Mash-Up Round-Up: Now That’s What We Call Mash-Up
The week of December 27, 2014 was learning the secrets of midnight mass (it’s not at midnight); eating lots of Chinese food, like good Jews, but also drinking piña coladas; and realizing that “A Christmas Story” might suck.
Now That’s What We Call Mash-Up:
To celebrate our first full year of Mash-Up, instead of our usual curated stories from around the world, we bring you the Best Mash-Up Stories of the Year. Thank you for being a friend this year!
“I never felt like an official Arab. I felt like an American kid who liked Def Leppard who happened to speak Arabic, like some weird interloper.”
Ashok, Indian-American podcaster, personality, and former hype man for Das Racist, a groundbreaking rap group, sat down for lunch with us to talk candidly about racial dynamics in Queens, why his relatives in India think he and his brother, Hari, are singers and lawyers, and why he’ll probably never leave New York.
The first in our video interview series. The rapping Queen of Queens, Awkwafina, talks hip hop, hapas and hotness. Did we mention that her hit song is called “My Vag“?
“We’re 100 percent American, that’s a given. The real question is how are we going to keep hold to our cultural roots, which makes all of us richer as a country?”
Why are mash-up babies the cutest? Science of course! The incredible Helen Fisher, anthropologist and chief scientist at Match.com, talks to us about attraction, love, and why race doesn’t matter when it comes to desire.
Your 12 step guide to being the greatest Indian daughter-in-law. Even if you’re a white girl from Serbia.
Sometimes people come to America from other countries and then they have kids and then they give their kids dating advice.

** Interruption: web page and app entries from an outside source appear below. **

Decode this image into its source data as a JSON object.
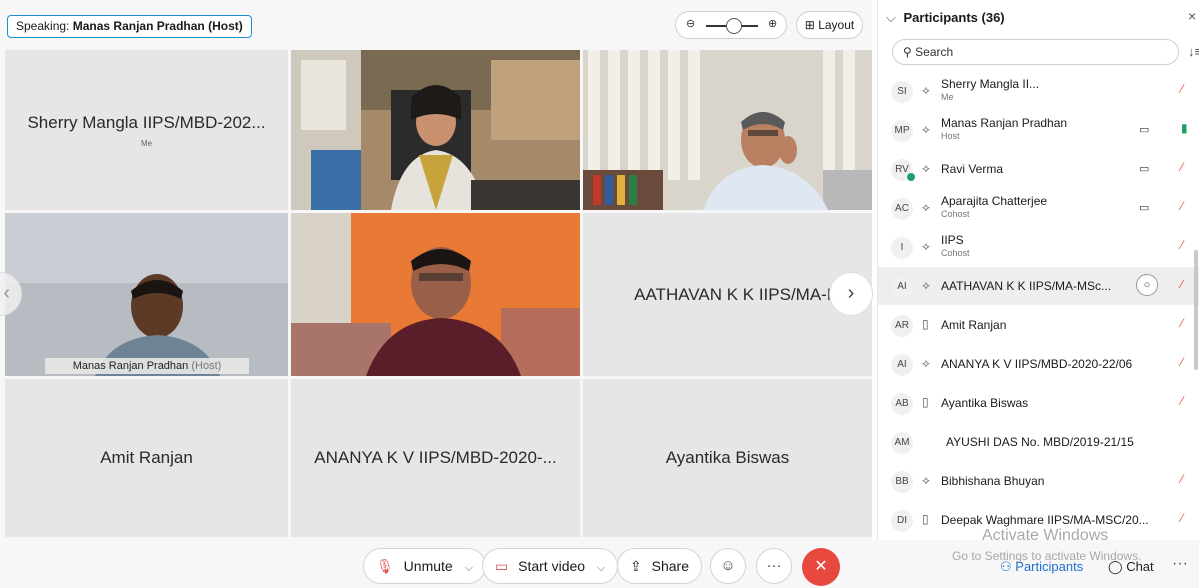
{
  "speaking": {
    "prefix": "Speaking:",
    "name": "Manas Ranjan Pradhan (Host)"
  },
  "toolbar_top": {
    "zoom_out": "⊖",
    "zoom_in": "⊕",
    "layout_label": "Layout",
    "layout_icon": "⊞"
  },
  "grid": {
    "tiles": [
      {
        "name": "Sherry Mangla IIPS/MBD-202...",
        "sub": "Me",
        "type": "name"
      },
      {
        "name": "",
        "type": "video",
        "scene": "woman-office"
      },
      {
        "name": "",
        "type": "video",
        "scene": "man-phone"
      },
      {
        "name": "",
        "type": "video",
        "scene": "manas",
        "tag_name": "Manas Ranjan Pradhan",
        "tag_role": "(Host)"
      },
      {
        "name": "",
        "type": "video",
        "scene": "orange-room"
      },
      {
        "name": "AATHAVAN K K IIPS/MA-MSc",
        "type": "name"
      },
      {
        "name": "Amit Ranjan",
        "type": "name"
      },
      {
        "name": "ANANYA K V IIPS/MBD-2020-...",
        "type": "name"
      },
      {
        "name": "Ayantika Biswas",
        "type": "name"
      }
    ],
    "nav_left": "‹",
    "nav_right": "›"
  },
  "controls": {
    "unmute": "Unmute",
    "start_video": "Start video",
    "share": "Share",
    "reactions_icon": "☺",
    "more_icon": "···",
    "leave_icon": "✕",
    "participants": "Participants",
    "chat": "Chat"
  },
  "watermark": {
    "line1": "Activate Windows",
    "line2": "Go to Settings to activate Windows."
  },
  "panel": {
    "title": "Participants (36)",
    "search_placeholder": "Search",
    "participants": [
      {
        "initials": "SI",
        "name": "Sherry Mangla II...",
        "role": "Me",
        "cam": false,
        "mic_on": false,
        "device": "audio"
      },
      {
        "initials": "MP",
        "name": "Manas Ranjan Pradhan",
        "role": "Host",
        "cam": true,
        "mic_on": true,
        "device": "audio"
      },
      {
        "initials": "RV",
        "name": "Ravi Verma",
        "role": "",
        "cam": true,
        "mic_on": false,
        "device": "audio"
      },
      {
        "initials": "AC",
        "name": "Aparajita Chatterjee",
        "role": "Cohost",
        "cam": true,
        "mic_on": false,
        "device": "audio"
      },
      {
        "initials": "I",
        "name": "IIPS",
        "role": "Cohost",
        "cam": false,
        "mic_on": false,
        "device": "audio"
      },
      {
        "initials": "AI",
        "name": "AATHAVAN K K IIPS/MA-MSc...",
        "role": "",
        "cam": false,
        "mic_on": false,
        "device": "audio",
        "selected": true
      },
      {
        "initials": "AR",
        "name": "Amit Ranjan",
        "role": "",
        "cam": false,
        "mic_on": false,
        "device": "phone"
      },
      {
        "initials": "AI",
        "name": "ANANYA K V IIPS/MBD-2020-22/06",
        "role": "",
        "cam": false,
        "mic_on": false,
        "device": "audio"
      },
      {
        "initials": "AB",
        "name": "Ayantika Biswas",
        "role": "",
        "cam": false,
        "mic_on": false,
        "device": "phone"
      },
      {
        "initials": "AM",
        "name": "AYUSHI DAS No. MBD/2019-21/15",
        "role": "",
        "cam": false,
        "mic_on": null,
        "device": "none"
      },
      {
        "initials": "BB",
        "name": "Bibhishana Bhuyan",
        "role": "",
        "cam": false,
        "mic_on": false,
        "device": "audio"
      },
      {
        "initials": "DI",
        "name": "Deepak Waghmare IIPS/MA-MSC/20...",
        "role": "",
        "cam": false,
        "mic_on": false,
        "device": "phone"
      }
    ]
  },
  "colors": {
    "accent": "#1b8fd6",
    "leave": "#e8493f",
    "muted": "#e0573a",
    "unmuted": "#19a15a"
  }
}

There’s quite a bit of old-country wisdom, a little bit of absurdity, a teensy bit of racism and a lot of hilarity.
Oh, to be able to choose the best of all worlds, and to feel bad about it all the time! Welcome to our lives.
Our Black-Indian-Baptist-Hindu-American Mash-Up Sharda shares with us how one Southern Baptist peeled back the layers to find her inner Hindu. It might have a little something to do with Donkey Kong.
As if it wasn’t hard enough to grow up and love your body. This is one woman’s story about different standards applied to her by her Korean family and American culture.
Going to your first Hanukkah/Chanuka/Khanuke party? We got you. Pro tips: Take Tums and don’t blow out the candles.
Co-founder Amy wrote a piece for TED about how different cultures parent. In Tokyo, 7-year-olds and 4-year-olds ride the subway alone and they LIVE!
A recipe from when we realized that Ashkenazi Jewish chicken soup probably didn’t originally have lime and cilantro in it.
Eat this after you have a baby. Or any other time.